• _TASK DIRECTIONS_
Your task is to repeat each record verbatim, exactly as it was written.

• _MATERIAL SHOWN_
========================

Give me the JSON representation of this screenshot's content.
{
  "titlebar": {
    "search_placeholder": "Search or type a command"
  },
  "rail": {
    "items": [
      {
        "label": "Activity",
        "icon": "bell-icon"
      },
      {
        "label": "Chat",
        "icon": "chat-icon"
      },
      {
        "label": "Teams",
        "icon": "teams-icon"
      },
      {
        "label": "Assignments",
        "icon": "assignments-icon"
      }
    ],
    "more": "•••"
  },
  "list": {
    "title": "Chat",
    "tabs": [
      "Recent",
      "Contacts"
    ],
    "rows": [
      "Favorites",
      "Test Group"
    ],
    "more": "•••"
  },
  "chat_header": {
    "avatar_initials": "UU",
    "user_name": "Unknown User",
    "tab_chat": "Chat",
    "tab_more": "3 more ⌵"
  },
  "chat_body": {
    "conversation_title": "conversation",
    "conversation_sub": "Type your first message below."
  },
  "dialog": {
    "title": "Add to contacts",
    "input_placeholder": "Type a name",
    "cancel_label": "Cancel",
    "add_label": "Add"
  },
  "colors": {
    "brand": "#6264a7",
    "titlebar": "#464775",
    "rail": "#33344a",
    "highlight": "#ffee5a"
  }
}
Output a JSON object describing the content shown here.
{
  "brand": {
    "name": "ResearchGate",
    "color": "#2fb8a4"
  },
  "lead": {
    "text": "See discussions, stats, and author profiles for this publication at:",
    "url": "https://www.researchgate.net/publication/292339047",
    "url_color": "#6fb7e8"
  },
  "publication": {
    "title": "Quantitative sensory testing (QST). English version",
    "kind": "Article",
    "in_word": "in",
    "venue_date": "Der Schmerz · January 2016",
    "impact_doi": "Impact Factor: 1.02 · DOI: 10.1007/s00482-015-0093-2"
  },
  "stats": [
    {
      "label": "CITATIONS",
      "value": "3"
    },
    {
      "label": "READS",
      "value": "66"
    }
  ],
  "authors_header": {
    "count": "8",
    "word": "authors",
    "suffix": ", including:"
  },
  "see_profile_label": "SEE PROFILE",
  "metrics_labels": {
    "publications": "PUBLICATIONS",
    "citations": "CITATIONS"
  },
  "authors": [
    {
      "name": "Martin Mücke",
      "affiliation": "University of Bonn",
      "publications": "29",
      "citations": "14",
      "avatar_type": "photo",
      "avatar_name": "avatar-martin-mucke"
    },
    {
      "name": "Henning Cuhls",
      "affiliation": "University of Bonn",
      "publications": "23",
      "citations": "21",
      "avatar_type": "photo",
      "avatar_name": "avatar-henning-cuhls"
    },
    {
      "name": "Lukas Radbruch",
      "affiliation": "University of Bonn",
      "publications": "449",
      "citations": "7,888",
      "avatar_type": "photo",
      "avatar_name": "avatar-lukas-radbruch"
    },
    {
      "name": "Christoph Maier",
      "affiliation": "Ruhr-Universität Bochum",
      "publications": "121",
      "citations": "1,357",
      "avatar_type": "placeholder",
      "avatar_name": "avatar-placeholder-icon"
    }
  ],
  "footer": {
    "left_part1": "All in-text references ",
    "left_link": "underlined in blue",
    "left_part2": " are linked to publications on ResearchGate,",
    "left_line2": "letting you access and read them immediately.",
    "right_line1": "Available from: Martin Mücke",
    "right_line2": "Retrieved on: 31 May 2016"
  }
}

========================

• _RESULT OF THE TASK_
Give me the JSON representation of this screenshot's content.
{
  "titlebar": {
    "search_placeholder": "Search or type a command"
  },
  "rail": {
    "items": [
      {
        "label": "Activity",
        "icon": "bell-icon"
      },
      {
        "label": "Chat",
        "icon": "chat-icon"
      },
      {
        "label": "Teams",
        "icon": "teams-icon"
      },
      {
        "label": "Assignments",
        "icon": "assignments-icon"
      }
    ],
    "more": "•••"
  },
  "list": {
    "title": "Chat",
    "tabs": [
      "Recent",
      "Contacts"
    ],
    "rows": [
      "Favorites",
      "Test Group"
    ],
    "more": "•••"
  },
  "chat_header": {
    "avatar_initials": "UU",
    "user_name": "Unknown User",
    "tab_chat": "Chat",
    "tab_more": "3 more ⌵"
  },
  "chat_body": {
    "conversation_title": "conversation",
    "conversation_sub": "Type your first message below."
  },
  "dialog": {
    "title": "Add to contacts",
    "input_placeholder": "Type a name",
    "cancel_label": "Cancel",
    "add_label": "Add"
  },
  "colors": {
    "brand": "#6264a7",
    "titlebar": "#464775",
    "rail": "#33344a",
    "highlight": "#ffee5a"
  }
}
Output a JSON object describing the content shown here.
{
  "brand": {
    "name": "ResearchGate",
    "color": "#2fb8a4"
  },
  "lead": {
    "text": "See discussions, stats, and author profiles for this publication at:",
    "url": "https://www.researchgate.net/publication/292339047",
    "url_color": "#6fb7e8"
  },
  "publication": {
    "title": "Quantitative sensory testing (QST). English version",
    "kind": "Article",
    "in_word": "in",
    "venue_date": "Der Schmerz · January 2016",
    "impact_doi": "Impact Factor: 1.02 · DOI: 10.1007/s00482-015-0093-2"
  },
  "stats": [
    {
      "label": "CITATIONS",
      "value": "3"
    },
    {
      "label": "READS",
      "value": "66"
    }
  ],
  "authors_header": {
    "count": "8",
    "word": "authors",
    "suffix": ", including:"
  },
  "see_profile_label": "SEE PROFILE",
  "metrics_labels": {
    "publications": "PUBLICATIONS",
    "citations": "CITATIONS"
  },
  "authors": [
    {
      "name": "Martin Mücke",
      "affiliation": "University of Bonn",
      "publications": "29",
      "citations": "14",
      "avatar_type": "photo",
      "avatar_name": "avatar-martin-mucke"
    },
    {
      "name": "Henning Cuhls",
      "affiliation": "University of Bonn",
      "publications": "23",
      "citations": "21",
      "avatar_type": "photo",
      "avatar_name": "avatar-henning-cuhls"
    },
    {
      "name": "Lukas Radbruch",
      "affiliation": "University of Bonn",
      "publications": "449",
      "citations": "7,888",
      "avatar_type": "photo",
      "avatar_name": "avatar-lukas-radbruch"
    },
    {
      "name": "Christoph Maier",
      "affiliation": "Ruhr-Universität Bochum",
      "publications": "121",
      "citations": "1,357",
      "avatar_type": "placeholder",
      "avatar_name": "avatar-placeholder-icon"
    }
  ],
  "footer": {
    "left_part1": "All in-text references ",
    "left_link": "underlined in blue",
    "left_part2": " are linked to publications on ResearchGate,",
    "left_line2": "letting you access and read them immediately.",
    "right_line1": "Available from: Martin Mücke",
    "right_line2": "Retrieved on: 31 May 2016"
  }
}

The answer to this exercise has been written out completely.